Stored data entries
----------

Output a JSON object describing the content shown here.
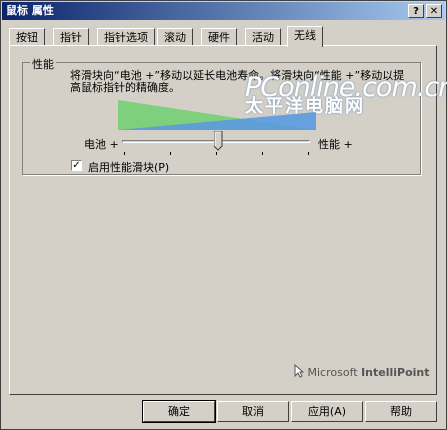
{
  "window": {
    "title": "鼠标 属性",
    "help_glyph": "?",
    "close_glyph": "✕"
  },
  "tabs": [
    {
      "label": "按钮"
    },
    {
      "label": "指针"
    },
    {
      "label": "指针选项"
    },
    {
      "label": "滚动"
    },
    {
      "label": "硬件"
    },
    {
      "label": "活动"
    },
    {
      "label": "无线",
      "active": true
    }
  ],
  "performance": {
    "group_label": "性能",
    "description": "将滑块向“电池 +”移动以延长电池寿命。将滑块向“性能 +”移动以提高鼠标指针的精确度。",
    "left_label": "电池 +",
    "right_label": "性能 +",
    "slider_value_fraction": 0.52,
    "checkbox_checked": true,
    "checkbox_mark": "✓",
    "checkbox_label": "启用性能滑块(P)",
    "graph_colors": {
      "battery": "#7ecf7e",
      "performance": "#5b9ae0"
    }
  },
  "watermark": {
    "brand": "PConline.com.cn",
    "site_cn": "太平洋电脑网"
  },
  "branding": {
    "microsoft": "Microsoft",
    "product": "IntelliPoint"
  },
  "buttons": {
    "ok": "确定",
    "cancel": "取消",
    "apply": "应用(A)",
    "help": "帮助"
  }
}
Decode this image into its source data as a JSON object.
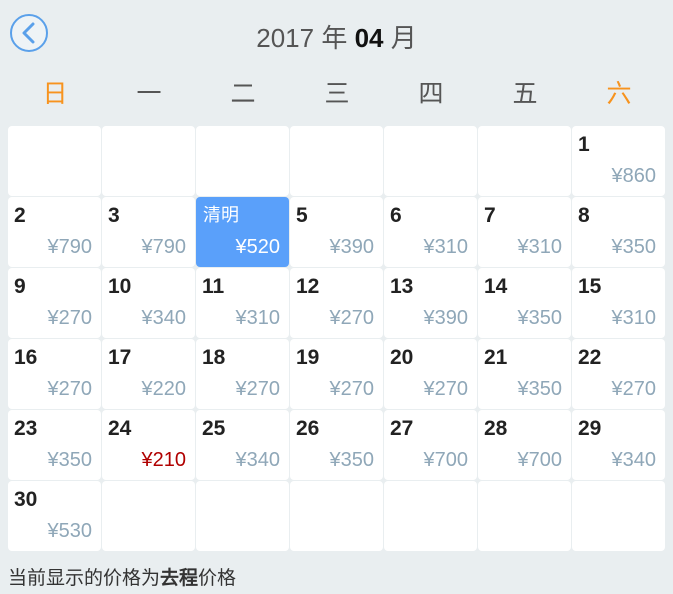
{
  "header": {
    "year_text": "2017 年 ",
    "month_bold": "04",
    "month_suffix": " 月"
  },
  "weekdays": [
    "日",
    "一",
    "二",
    "三",
    "四",
    "五",
    "六"
  ],
  "days": [
    {
      "day": "1",
      "price": "¥860"
    },
    {
      "day": "2",
      "price": "¥790"
    },
    {
      "day": "3",
      "price": "¥790"
    },
    {
      "holiday": "清明",
      "price": "¥520"
    },
    {
      "day": "5",
      "price": "¥390"
    },
    {
      "day": "6",
      "price": "¥310"
    },
    {
      "day": "7",
      "price": "¥310"
    },
    {
      "day": "8",
      "price": "¥350"
    },
    {
      "day": "9",
      "price": "¥270"
    },
    {
      "day": "10",
      "price": "¥340"
    },
    {
      "day": "11",
      "price": "¥310"
    },
    {
      "day": "12",
      "price": "¥270"
    },
    {
      "day": "13",
      "price": "¥390"
    },
    {
      "day": "14",
      "price": "¥350"
    },
    {
      "day": "15",
      "price": "¥310"
    },
    {
      "day": "16",
      "price": "¥270"
    },
    {
      "day": "17",
      "price": "¥220"
    },
    {
      "day": "18",
      "price": "¥270"
    },
    {
      "day": "19",
      "price": "¥270"
    },
    {
      "day": "20",
      "price": "¥270"
    },
    {
      "day": "21",
      "price": "¥350"
    },
    {
      "day": "22",
      "price": "¥270"
    },
    {
      "day": "23",
      "price": "¥350"
    },
    {
      "day": "24",
      "price": "¥210"
    },
    {
      "day": "25",
      "price": "¥340"
    },
    {
      "day": "26",
      "price": "¥350"
    },
    {
      "day": "27",
      "price": "¥700"
    },
    {
      "day": "28",
      "price": "¥700"
    },
    {
      "day": "29",
      "price": "¥340"
    },
    {
      "day": "30",
      "price": "¥530"
    }
  ],
  "footer": {
    "prefix": "当前显示的价格为",
    "bold": "去程",
    "suffix": "价格"
  },
  "colors": {
    "accent": "#5aa0fa",
    "weekend": "#f7931e",
    "price": "#8fa7b8",
    "lowest_price": "#b00000"
  }
}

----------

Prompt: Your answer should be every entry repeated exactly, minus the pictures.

Result of this exercise:
Output a JSON object describing the content shown here.
{
  "window": {
    "title": "鼠标 属性",
    "help_glyph": "?",
    "close_glyph": "✕"
  },
  "tabs": [
    {
      "label": "按钮"
    },
    {
      "label": "指针"
    },
    {
      "label": "指针选项"
    },
    {
      "label": "滚动"
    },
    {
      "label": "硬件"
    },
    {
      "label": "活动"
    },
    {
      "label": "无线",
      "active": true
    }
  ],
  "performance": {
    "group_label": "性能",
    "description": "将滑块向“电池 +”移动以延长电池寿命。将滑块向“性能 +”移动以提高鼠标指针的精确度。",
    "left_label": "电池 +",
    "right_label": "性能 +",
    "slider_value_fraction": 0.52,
    "checkbox_checked": true,
    "checkbox_mark": "✓",
    "checkbox_label": "启用性能滑块(P)",
    "graph_colors": {
      "battery": "#7ecf7e",
      "performance": "#5b9ae0"
    }
  },
  "watermark": {
    "brand": "PConline.com.cn",
    "site_cn": "太平洋电脑网"
  },
  "branding": {
    "microsoft": "Microsoft",
    "product": "IntelliPoint"
  },
  "buttons": {
    "ok": "确定",
    "cancel": "取消",
    "apply": "应用(A)",
    "help": "帮助"
  }
}
Decode this image into its source data as a JSON object.
{
  "header": {
    "year_text": "2017 年 ",
    "month_bold": "04",
    "month_suffix": " 月"
  },
  "weekdays": [
    "日",
    "一",
    "二",
    "三",
    "四",
    "五",
    "六"
  ],
  "days": [
    {
      "day": "1",
      "price": "¥860"
    },
    {
      "day": "2",
      "price": "¥790"
    },
    {
      "day": "3",
      "price": "¥790"
    },
    {
      "holiday": "清明",
      "price": "¥520"
    },
    {
      "day": "5",
      "price": "¥390"
    },
    {
      "day": "6",
      "price": "¥310"
    },
    {
      "day": "7",
      "price": "¥310"
    },
    {
      "day": "8",
      "price": "¥350"
    },
    {
      "day": "9",
      "price": "¥270"
    },
    {
      "day": "10",
      "price": "¥340"
    },
    {
      "day": "11",
      "price": "¥310"
    },
    {
      "day": "12",
      "price": "¥270"
    },
    {
      "day": "13",
      "price": "¥390"
    },
    {
      "day": "14",
      "price": "¥350"
    },
    {
      "day": "15",
      "price": "¥310"
    },
    {
      "day": "16",
      "price": "¥270"
    },
    {
      "day": "17",
      "price": "¥220"
    },
    {
      "day": "18",
      "price": "¥270"
    },
    {
      "day": "19",
      "price": "¥270"
    },
    {
      "day": "20",
      "price": "¥270"
    },
    {
      "day": "21",
      "price": "¥350"
    },
    {
      "day": "22",
      "price": "¥270"
    },
    {
      "day": "23",
      "price": "¥350"
    },
    {
      "day": "24",
      "price": "¥210"
    },
    {
      "day": "25",
      "price": "¥340"
    },
    {
      "day": "26",
      "price": "¥350"
    },
    {
      "day": "27",
      "price": "¥700"
    },
    {
      "day": "28",
      "price": "¥700"
    },
    {
      "day": "29",
      "price": "¥340"
    },
    {
      "day": "30",
      "price": "¥530"
    }
  ],
  "footer": {
    "prefix": "当前显示的价格为",
    "bold": "去程",
    "suffix": "价格"
  },
  "colors": {
    "accent": "#5aa0fa",
    "weekend": "#f7931e",
    "price": "#8fa7b8",
    "lowest_price": "#b00000"
  }
}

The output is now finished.